WHAT IS EXPECTED. Please write the following entries out once more, exactly.

Dataset excerpts.
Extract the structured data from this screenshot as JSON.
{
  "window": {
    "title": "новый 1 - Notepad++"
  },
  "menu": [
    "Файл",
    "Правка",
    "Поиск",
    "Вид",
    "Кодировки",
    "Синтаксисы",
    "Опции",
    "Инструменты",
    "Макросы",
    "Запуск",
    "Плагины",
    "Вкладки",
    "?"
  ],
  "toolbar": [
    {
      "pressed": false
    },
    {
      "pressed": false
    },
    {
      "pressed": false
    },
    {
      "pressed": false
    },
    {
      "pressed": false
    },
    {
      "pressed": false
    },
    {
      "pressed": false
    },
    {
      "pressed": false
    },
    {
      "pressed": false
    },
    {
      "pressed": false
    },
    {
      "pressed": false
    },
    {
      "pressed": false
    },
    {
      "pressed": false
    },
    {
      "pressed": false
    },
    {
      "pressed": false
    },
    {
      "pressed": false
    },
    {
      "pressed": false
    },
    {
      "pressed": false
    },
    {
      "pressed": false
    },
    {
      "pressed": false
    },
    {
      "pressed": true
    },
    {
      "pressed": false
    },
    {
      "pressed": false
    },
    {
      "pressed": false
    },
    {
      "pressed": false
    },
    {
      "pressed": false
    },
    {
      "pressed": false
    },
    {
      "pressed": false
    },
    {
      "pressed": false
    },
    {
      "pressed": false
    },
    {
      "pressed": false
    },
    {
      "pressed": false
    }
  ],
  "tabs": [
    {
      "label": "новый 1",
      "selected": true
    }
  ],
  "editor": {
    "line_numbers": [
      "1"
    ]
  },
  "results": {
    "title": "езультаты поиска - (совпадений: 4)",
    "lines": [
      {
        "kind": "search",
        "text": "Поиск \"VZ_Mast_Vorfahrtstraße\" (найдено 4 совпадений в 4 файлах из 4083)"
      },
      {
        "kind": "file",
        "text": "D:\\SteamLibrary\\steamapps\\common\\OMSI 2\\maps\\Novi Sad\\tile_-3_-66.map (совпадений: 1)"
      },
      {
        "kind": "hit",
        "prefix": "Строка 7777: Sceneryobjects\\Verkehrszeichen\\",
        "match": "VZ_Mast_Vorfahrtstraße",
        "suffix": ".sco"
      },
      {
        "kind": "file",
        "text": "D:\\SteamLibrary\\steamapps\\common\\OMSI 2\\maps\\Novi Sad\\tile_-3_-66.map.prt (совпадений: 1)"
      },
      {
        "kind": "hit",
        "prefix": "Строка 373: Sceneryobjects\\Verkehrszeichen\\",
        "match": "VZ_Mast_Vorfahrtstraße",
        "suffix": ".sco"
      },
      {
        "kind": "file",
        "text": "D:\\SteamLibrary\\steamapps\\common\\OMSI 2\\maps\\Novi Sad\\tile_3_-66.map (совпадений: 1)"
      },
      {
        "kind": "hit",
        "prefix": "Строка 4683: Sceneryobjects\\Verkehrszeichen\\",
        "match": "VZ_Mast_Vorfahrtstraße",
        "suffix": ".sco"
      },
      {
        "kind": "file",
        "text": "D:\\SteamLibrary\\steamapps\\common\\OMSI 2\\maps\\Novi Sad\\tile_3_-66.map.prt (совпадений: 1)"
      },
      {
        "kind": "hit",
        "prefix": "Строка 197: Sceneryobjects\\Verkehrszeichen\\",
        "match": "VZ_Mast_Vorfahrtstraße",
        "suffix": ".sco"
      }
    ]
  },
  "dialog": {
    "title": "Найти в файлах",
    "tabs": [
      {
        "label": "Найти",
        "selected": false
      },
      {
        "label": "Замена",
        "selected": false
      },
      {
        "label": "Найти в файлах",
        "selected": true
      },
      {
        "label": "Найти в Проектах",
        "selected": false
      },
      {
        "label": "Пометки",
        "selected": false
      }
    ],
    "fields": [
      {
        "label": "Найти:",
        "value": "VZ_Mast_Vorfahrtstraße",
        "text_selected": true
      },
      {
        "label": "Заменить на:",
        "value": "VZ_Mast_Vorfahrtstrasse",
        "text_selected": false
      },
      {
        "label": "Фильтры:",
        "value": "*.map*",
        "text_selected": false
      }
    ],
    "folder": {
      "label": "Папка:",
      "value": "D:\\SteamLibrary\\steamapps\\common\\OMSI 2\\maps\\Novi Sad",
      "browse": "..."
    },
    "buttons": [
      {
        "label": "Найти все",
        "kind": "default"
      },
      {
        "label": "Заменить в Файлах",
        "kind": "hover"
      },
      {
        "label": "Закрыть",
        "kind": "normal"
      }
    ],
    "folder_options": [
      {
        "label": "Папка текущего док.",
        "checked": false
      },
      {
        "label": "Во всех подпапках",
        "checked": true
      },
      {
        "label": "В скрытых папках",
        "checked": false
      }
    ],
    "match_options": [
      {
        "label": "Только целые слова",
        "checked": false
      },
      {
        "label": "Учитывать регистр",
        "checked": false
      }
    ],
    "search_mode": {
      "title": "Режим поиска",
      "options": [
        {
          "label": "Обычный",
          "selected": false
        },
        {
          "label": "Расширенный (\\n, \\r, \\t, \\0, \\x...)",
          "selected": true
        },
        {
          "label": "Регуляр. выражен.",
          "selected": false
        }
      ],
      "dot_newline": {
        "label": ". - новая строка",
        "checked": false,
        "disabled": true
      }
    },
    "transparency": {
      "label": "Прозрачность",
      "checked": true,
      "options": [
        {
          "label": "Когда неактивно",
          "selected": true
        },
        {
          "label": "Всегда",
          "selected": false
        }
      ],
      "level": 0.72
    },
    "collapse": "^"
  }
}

YOUR RESPONSE.
Extract the structured data from this screenshot as JSON.
{
  "window": {
    "title": "новый 1 - Notepad++"
  },
  "menu": [
    "Файл",
    "Правка",
    "Поиск",
    "Вид",
    "Кодировки",
    "Синтаксисы",
    "Опции",
    "Инструменты",
    "Макросы",
    "Запуск",
    "Плагины",
    "Вкладки",
    "?"
  ],
  "toolbar": [
    {
      "pressed": false
    },
    {
      "pressed": false
    },
    {
      "pressed": false
    },
    {
      "pressed": false
    },
    {
      "pressed": false
    },
    {
      "pressed": false
    },
    {
      "pressed": false
    },
    {
      "pressed": false
    },
    {
      "pressed": false
    },
    {
      "pressed": false
    },
    {
      "pressed": false
    },
    {
      "pressed": false
    },
    {
      "pressed": false
    },
    {
      "pressed": false
    },
    {
      "pressed": false
    },
    {
      "pressed": false
    },
    {
      "pressed": false
    },
    {
      "pressed": false
    },
    {
      "pressed": false
    },
    {
      "pressed": false
    },
    {
      "pressed": true
    },
    {
      "pressed": false
    },
    {
      "pressed": false
    },
    {
      "pressed": false
    },
    {
      "pressed": false
    },
    {
      "pressed": false
    },
    {
      "pressed": false
    },
    {
      "pressed": false
    },
    {
      "pressed": false
    },
    {
      "pressed": false
    },
    {
      "pressed": false
    },
    {
      "pressed": false
    }
  ],
  "tabs": [
    {
      "label": "новый 1",
      "selected": true
    }
  ],
  "editor": {
    "line_numbers": [
      "1"
    ]
  },
  "results": {
    "title": "езультаты поиска - (совпадений: 4)",
    "lines": [
      {
        "kind": "search",
        "text": "Поиск \"VZ_Mast_Vorfahrtstraße\" (найдено 4 совпадений в 4 файлах из 4083)"
      },
      {
        "kind": "file",
        "text": "D:\\SteamLibrary\\steamapps\\common\\OMSI 2\\maps\\Novi Sad\\tile_-3_-66.map (совпадений: 1)"
      },
      {
        "kind": "hit",
        "prefix": "Строка 7777: Sceneryobjects\\Verkehrszeichen\\",
        "match": "VZ_Mast_Vorfahrtstraße",
        "suffix": ".sco"
      },
      {
        "kind": "file",
        "text": "D:\\SteamLibrary\\steamapps\\common\\OMSI 2\\maps\\Novi Sad\\tile_-3_-66.map.prt (совпадений: 1)"
      },
      {
        "kind": "hit",
        "prefix": "Строка 373: Sceneryobjects\\Verkehrszeichen\\",
        "match": "VZ_Mast_Vorfahrtstraße",
        "suffix": ".sco"
      },
      {
        "kind": "file",
        "text": "D:\\SteamLibrary\\steamapps\\common\\OMSI 2\\maps\\Novi Sad\\tile_3_-66.map (совпадений: 1)"
      },
      {
        "kind": "hit",
        "prefix": "Строка 4683: Sceneryobjects\\Verkehrszeichen\\",
        "match": "VZ_Mast_Vorfahrtstraße",
        "suffix": ".sco"
      },
      {
        "kind": "file",
        "text": "D:\\SteamLibrary\\steamapps\\common\\OMSI 2\\maps\\Novi Sad\\tile_3_-66.map.prt (совпадений: 1)"
      },
      {
        "kind": "hit",
        "prefix": "Строка 197: Sceneryobjects\\Verkehrszeichen\\",
        "match": "VZ_Mast_Vorfahrtstraße",
        "suffix": ".sco"
      }
    ]
  },
  "dialog": {
    "title": "Найти в файлах",
    "tabs": [
      {
        "label": "Найти",
        "selected": false
      },
      {
        "label": "Замена",
        "selected": false
      },
      {
        "label": "Найти в файлах",
        "selected": true
      },
      {
        "label": "Найти в Проектах",
        "selected": false
      },
      {
        "label": "Пометки",
        "selected": false
      }
    ],
    "fields": [
      {
        "label": "Найти:",
        "value": "VZ_Mast_Vorfahrtstraße",
        "text_selected": true
      },
      {
        "label": "Заменить на:",
        "value": "VZ_Mast_Vorfahrtstrasse",
        "text_selected": false
      },
      {
        "label": "Фильтры:",
        "value": "*.map*",
        "text_selected": false
      }
    ],
    "folder": {
      "label": "Папка:",
      "value": "D:\\SteamLibrary\\steamapps\\common\\OMSI 2\\maps\\Novi Sad",
      "browse": "..."
    },
    "buttons": [
      {
        "label": "Найти все",
        "kind": "default"
      },
      {
        "label": "Заменить в Файлах",
        "kind": "hover"
      },
      {
        "label": "Закрыть",
        "kind": "normal"
      }
    ],
    "folder_options": [
      {
        "label": "Папка текущего док.",
        "checked": false
      },
      {
        "label": "Во всех подпапках",
        "checked": true
      },
      {
        "label": "В скрытых папках",
        "checked": false
      }
    ],
    "match_options": [
      {
        "label": "Только целые слова",
        "checked": false
      },
      {
        "label": "Учитывать регистр",
        "checked": false
      }
    ],
    "search_mode": {
      "title": "Режим поиска",
      "options": [
        {
          "label": "Обычный",
          "selected": false
        },
        {
          "label": "Расширенный (\\n, \\r, \\t, \\0, \\x...)",
          "selected": true
        },
        {
          "label": "Регуляр. выражен.",
          "selected": false
        }
      ],
      "dot_newline": {
        "label": ". - новая строка",
        "checked": false,
        "disabled": true
      }
    },
    "transparency": {
      "label": "Прозрачность",
      "checked": true,
      "options": [
        {
          "label": "Когда неактивно",
          "selected": true
        },
        {
          "label": "Всегда",
          "selected": false
        }
      ],
      "level": 0.72
    },
    "collapse": "^"
  }
}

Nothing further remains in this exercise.